Work request> Please return every line of the records that contains the word "среды".

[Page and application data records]
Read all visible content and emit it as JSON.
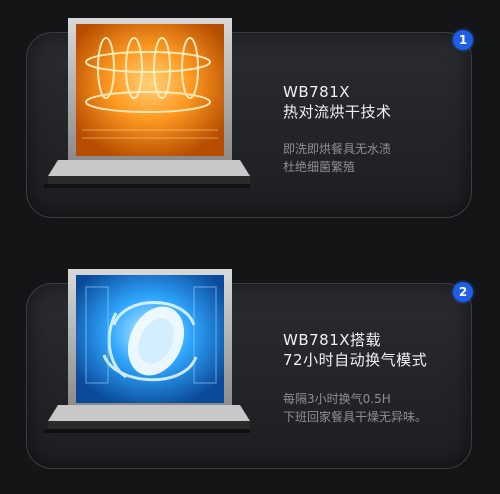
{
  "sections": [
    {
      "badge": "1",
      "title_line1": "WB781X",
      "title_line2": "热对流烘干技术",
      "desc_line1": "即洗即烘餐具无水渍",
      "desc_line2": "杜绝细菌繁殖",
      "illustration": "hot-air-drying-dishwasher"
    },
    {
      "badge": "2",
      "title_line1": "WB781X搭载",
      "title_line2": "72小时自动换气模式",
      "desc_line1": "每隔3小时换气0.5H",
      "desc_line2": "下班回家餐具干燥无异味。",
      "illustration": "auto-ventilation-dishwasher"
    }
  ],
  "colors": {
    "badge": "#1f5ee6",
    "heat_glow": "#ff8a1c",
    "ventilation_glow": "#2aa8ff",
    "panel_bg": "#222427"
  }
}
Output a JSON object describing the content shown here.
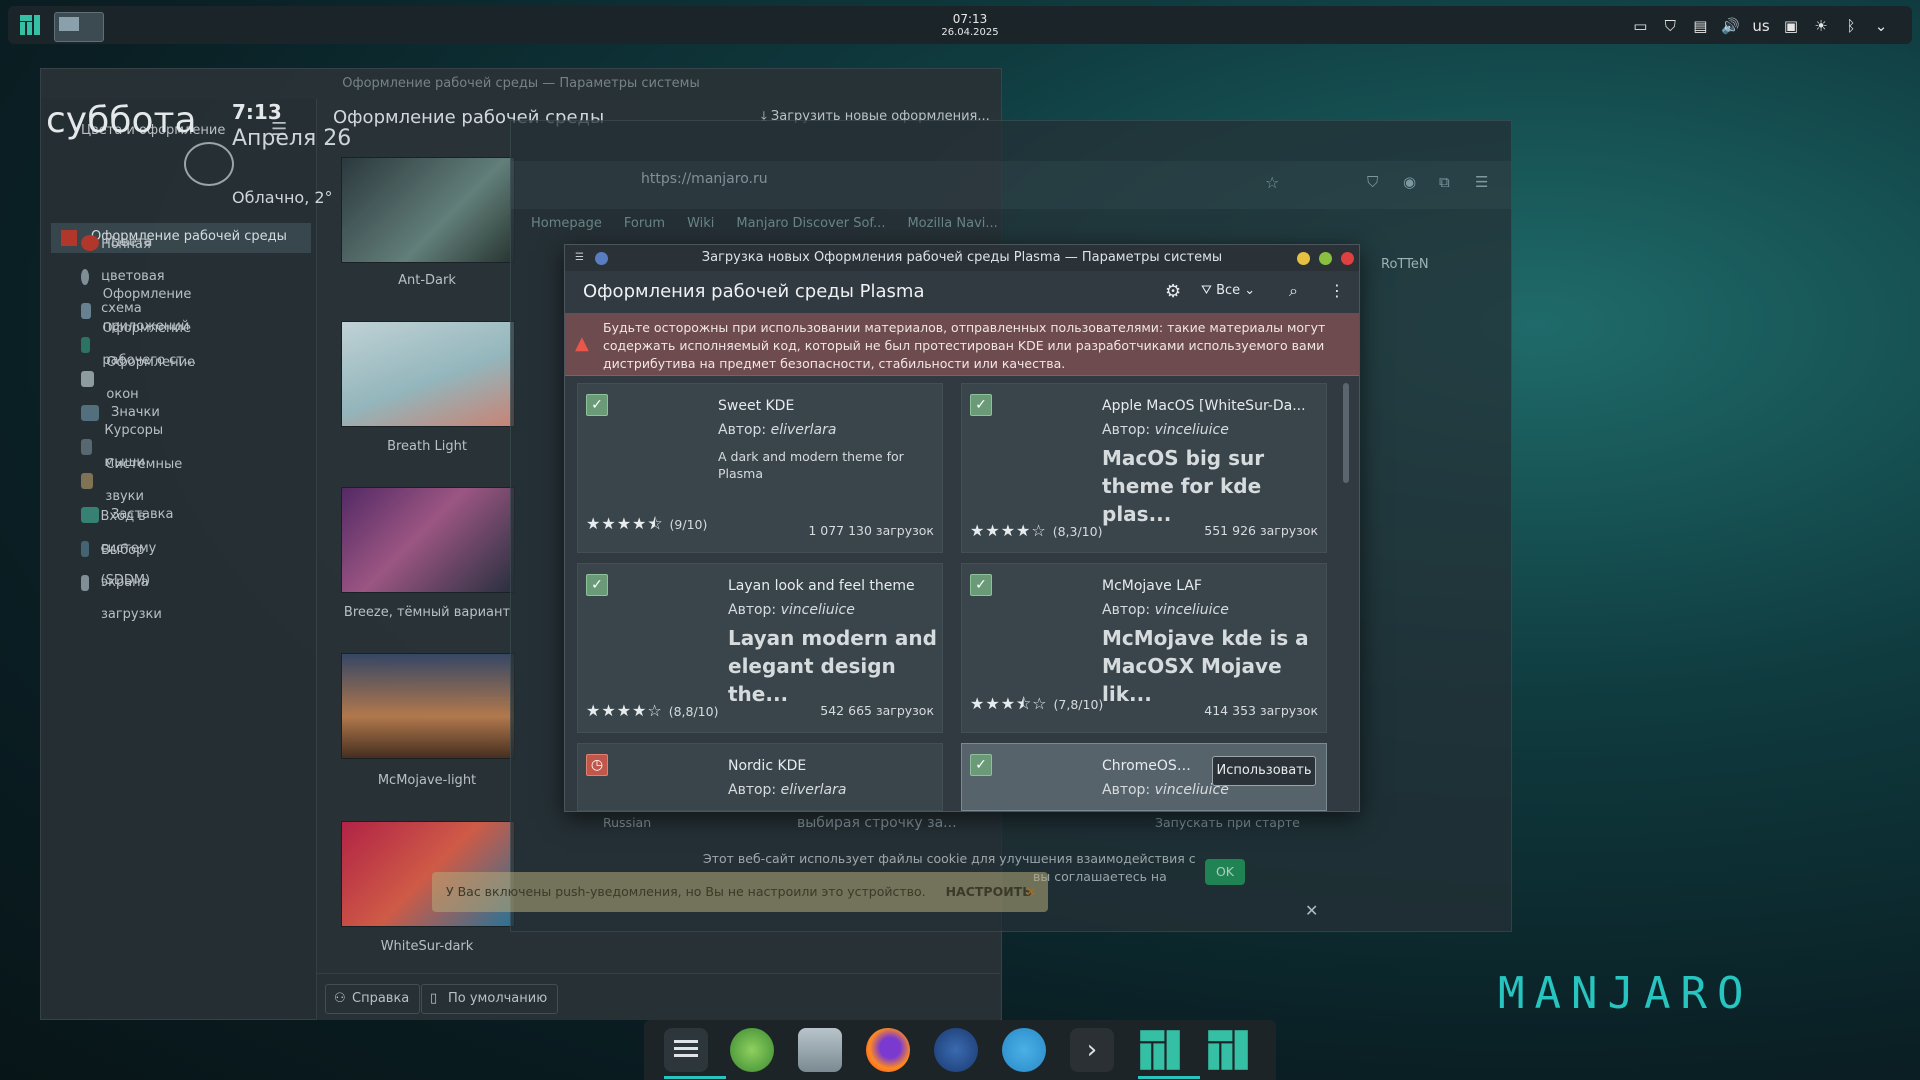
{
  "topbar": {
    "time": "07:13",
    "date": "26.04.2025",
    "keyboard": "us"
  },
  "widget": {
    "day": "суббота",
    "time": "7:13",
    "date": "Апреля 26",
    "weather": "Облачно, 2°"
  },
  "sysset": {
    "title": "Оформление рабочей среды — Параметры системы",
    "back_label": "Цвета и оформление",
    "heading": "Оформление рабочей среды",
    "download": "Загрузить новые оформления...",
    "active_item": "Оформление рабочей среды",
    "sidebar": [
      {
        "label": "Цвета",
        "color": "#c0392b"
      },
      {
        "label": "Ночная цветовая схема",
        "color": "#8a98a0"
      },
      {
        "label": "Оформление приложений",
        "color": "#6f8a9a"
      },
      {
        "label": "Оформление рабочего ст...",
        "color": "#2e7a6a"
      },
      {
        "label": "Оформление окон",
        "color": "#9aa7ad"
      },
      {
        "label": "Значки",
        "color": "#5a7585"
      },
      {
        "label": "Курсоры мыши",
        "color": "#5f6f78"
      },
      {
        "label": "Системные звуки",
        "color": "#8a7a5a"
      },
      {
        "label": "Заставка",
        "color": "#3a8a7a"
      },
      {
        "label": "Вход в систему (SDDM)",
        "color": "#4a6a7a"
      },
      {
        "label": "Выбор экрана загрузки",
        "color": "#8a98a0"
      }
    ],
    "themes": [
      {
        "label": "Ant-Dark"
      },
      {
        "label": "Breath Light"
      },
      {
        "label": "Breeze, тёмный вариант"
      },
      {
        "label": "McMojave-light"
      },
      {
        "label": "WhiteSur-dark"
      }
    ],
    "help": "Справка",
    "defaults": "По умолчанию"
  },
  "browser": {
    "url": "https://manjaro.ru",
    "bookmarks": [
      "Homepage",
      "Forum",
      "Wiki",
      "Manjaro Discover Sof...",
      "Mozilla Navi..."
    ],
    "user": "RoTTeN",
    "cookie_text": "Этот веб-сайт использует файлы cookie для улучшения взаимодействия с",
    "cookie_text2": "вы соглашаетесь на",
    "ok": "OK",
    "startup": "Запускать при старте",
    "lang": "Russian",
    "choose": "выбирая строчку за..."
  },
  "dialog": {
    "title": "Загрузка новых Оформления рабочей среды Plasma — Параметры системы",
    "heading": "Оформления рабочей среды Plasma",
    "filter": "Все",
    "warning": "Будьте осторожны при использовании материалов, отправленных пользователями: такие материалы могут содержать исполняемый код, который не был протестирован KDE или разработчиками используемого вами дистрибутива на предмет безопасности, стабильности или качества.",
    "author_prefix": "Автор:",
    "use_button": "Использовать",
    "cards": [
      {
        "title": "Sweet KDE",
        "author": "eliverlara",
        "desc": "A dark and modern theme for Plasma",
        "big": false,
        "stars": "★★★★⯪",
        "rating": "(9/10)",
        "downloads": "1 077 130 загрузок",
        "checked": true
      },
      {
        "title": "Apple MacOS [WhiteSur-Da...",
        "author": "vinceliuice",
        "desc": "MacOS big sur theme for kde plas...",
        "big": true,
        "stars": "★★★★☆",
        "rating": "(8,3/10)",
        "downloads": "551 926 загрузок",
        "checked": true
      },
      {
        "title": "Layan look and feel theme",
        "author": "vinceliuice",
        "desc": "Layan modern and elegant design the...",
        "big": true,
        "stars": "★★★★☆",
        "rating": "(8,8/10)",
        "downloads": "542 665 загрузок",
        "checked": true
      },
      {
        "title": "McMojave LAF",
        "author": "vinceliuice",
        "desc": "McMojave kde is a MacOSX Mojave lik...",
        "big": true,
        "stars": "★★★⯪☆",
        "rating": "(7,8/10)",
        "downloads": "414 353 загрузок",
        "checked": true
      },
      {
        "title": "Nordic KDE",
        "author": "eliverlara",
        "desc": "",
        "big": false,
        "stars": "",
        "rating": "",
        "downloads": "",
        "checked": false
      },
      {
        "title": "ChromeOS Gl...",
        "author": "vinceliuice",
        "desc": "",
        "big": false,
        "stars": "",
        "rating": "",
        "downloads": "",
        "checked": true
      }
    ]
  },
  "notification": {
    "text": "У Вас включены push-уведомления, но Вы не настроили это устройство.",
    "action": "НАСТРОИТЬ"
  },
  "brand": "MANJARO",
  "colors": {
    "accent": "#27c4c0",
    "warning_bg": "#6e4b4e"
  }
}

Result of the exercise>
    "title": "Оформление рабочей среды — Параметры системы",
    "heading": "Оформление рабочей среды",
    "active_item": "Оформление рабочей среды",
    "title": "Загрузка новых Оформления рабочей среды Plasma — Параметры системы",
    "heading": "Оформления рабочей среды Plasma",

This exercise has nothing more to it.